After spending sometime reading the content page on KBAM (Knowledge based asset management) homepage. I realise Knowledge management and Asset management is only an umbrella term for a huge number of other management ideas/tools. For example, asset management alone has 7 separate ideas from facilities management, security management to resource utlisation, all of which are important in ensuring that, resources (such as building, knowledge, man power, machines, raw materials etc etc) are used in the most efficient manner. This high level of effciency is important for successful companies because being highly lean, effcient means less wastage, and product and services can be produced/provided at lower cost.
I am particular interested in one area - inventory management. Inventory exists in companies (esp in manufacturing) because it is often difficult to predict how much demand there will be at a future time. If we do not have some spare stock sitting in our warehouse, we risk losing sales and make disatisfied customers. Inventory, which can be raw material, work in progress, and finished good , provides a buffer that balances the discontinuity between supply and customer demand. I guess the general philosophy is it is better to play safe, to have excess stock sitting in the warehouse rather than not to have enough.
But there is the JIT (just in time) philosophy which goes against the idea of inventory. It argues inventory makes the job of supplier easier but it adds no value to end customer, plus it ties up working capital which can be better utlised in e.g. investing in new technology, paying off debt. The JIT philosophy, although make good sense, seem to require a very good system of managing supply orders, fulfilling customer orders, inventory levels etc in order to avoid problem with unbalanced supply and demand. I think I would read up more about it to see how it works.

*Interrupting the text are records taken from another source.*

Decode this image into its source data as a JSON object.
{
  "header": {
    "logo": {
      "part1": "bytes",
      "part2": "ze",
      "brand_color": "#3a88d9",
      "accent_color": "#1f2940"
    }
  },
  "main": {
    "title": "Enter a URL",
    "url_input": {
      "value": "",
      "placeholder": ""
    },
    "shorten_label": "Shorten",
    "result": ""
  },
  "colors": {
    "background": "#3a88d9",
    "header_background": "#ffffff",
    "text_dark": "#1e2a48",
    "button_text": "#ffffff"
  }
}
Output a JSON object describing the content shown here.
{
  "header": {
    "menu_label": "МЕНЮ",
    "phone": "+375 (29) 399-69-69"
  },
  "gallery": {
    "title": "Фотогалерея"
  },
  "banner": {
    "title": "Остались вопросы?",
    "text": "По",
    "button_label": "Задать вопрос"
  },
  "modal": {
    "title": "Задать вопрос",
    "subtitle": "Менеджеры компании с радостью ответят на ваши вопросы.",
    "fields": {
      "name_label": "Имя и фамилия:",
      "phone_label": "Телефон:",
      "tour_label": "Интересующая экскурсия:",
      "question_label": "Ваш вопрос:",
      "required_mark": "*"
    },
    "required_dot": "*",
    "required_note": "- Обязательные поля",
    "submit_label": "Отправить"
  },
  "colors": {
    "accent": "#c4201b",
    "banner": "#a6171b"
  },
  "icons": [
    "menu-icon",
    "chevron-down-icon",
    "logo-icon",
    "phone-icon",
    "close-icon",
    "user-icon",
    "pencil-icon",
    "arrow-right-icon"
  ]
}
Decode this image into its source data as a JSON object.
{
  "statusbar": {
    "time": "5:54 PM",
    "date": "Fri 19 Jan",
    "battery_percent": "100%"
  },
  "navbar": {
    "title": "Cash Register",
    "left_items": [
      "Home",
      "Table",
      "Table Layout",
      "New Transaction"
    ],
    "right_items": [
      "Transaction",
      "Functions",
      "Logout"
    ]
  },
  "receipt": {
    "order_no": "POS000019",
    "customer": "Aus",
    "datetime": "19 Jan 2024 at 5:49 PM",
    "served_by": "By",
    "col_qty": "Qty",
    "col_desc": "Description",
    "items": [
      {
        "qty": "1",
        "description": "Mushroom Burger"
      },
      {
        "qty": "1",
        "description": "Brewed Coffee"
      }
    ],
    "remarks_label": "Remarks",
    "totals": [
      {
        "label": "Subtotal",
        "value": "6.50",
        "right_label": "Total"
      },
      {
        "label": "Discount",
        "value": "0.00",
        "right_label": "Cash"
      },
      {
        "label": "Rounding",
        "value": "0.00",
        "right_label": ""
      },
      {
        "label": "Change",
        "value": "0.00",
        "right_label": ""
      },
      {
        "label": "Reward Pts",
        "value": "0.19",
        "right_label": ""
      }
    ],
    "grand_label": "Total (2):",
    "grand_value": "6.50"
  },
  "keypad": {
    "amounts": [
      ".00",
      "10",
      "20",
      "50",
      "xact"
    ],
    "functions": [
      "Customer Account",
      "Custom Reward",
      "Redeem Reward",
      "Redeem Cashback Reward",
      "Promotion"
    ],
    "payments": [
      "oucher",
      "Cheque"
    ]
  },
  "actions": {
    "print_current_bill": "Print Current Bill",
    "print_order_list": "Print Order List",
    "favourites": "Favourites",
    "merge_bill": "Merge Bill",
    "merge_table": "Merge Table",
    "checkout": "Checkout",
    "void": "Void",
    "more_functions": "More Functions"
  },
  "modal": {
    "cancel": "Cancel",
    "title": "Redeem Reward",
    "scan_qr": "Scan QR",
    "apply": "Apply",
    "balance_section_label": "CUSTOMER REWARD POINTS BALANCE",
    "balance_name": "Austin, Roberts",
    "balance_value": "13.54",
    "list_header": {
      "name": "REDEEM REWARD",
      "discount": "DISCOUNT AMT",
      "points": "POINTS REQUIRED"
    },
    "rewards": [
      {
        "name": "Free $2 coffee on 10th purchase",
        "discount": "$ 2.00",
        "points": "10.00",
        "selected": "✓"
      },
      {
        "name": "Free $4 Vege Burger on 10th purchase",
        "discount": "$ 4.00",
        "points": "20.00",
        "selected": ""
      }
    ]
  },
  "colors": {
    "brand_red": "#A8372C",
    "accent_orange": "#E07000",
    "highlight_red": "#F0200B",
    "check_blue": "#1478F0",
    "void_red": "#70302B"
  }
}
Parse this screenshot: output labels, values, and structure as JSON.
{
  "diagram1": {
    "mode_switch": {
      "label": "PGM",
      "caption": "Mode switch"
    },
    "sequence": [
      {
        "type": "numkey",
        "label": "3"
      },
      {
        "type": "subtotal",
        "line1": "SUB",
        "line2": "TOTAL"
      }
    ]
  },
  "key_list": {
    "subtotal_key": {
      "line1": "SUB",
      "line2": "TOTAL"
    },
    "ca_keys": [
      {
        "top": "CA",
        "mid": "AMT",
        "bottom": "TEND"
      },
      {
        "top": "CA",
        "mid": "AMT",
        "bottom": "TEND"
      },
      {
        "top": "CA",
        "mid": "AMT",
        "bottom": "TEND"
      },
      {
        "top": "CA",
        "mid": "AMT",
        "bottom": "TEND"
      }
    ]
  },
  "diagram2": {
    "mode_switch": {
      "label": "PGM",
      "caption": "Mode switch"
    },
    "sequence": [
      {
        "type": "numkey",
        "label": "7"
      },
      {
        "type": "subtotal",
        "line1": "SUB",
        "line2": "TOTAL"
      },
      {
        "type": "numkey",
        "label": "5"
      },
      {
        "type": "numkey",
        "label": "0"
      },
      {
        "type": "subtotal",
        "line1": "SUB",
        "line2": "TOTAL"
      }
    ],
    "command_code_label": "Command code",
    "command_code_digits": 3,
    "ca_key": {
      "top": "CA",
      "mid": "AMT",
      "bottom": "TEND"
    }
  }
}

To achieve JIT philosophy, there seem to be tools that help to gather and organise supply, production , and inventory information so that they can be translated into specific orders, times of orders, times of receipts etc. Right now these tools such as MRP(Material requirement planning), MRP II (master production planning), DRP (distribution requirement planning) are just names to me, but I think they are used to manage inventory.
Right now I have no idea why this is important to me or how I may use this knowledge. It just seem interesting to me because of two reasons. First I can relate it to my previous work experience as a salesperson. At that time, I remember the many occasions when there were many customers demanding a particular Television or Fridge but we simply did not have the stock sitting in our warehouse. A sales opportunity wasted. It wasn't even our own fault because we have no say in our warehouse. So you can imagine our disappointment after successfully persuaded customer to buy something only to find out we have nothing to sell them. Since this happened so much in our job, we developed the habit to check stock before we sell something (I have a small trick for this :P). But this means we often have to, 1) only sell product that are available but not the one best suited for customer, 2) Go extra effort to convince customer to change their choice of product. I believe if the problem with inadequate supply is addressed we could have increase our turnover significantly.
The second reason comes from the business simulation we did in FACS module. In that simulation I was the commercial manager responsible for getting the right amount of contract. I remember it was quite tricky determining our production capacity and use that information so that at the end of each year we have no working capital tied up in the inventory. Then there was issue of determining how much raw material to purchase at each quarter so that we don't either have too much raw material (tied up money) or too small raw material (we have nothing to make). The general feeling I had at the time was managing supply chain is quite tricky. It seemed like if every body (production, finance, marketing directors) just try to optimise their own departments, there would be a huge problem with supply chain.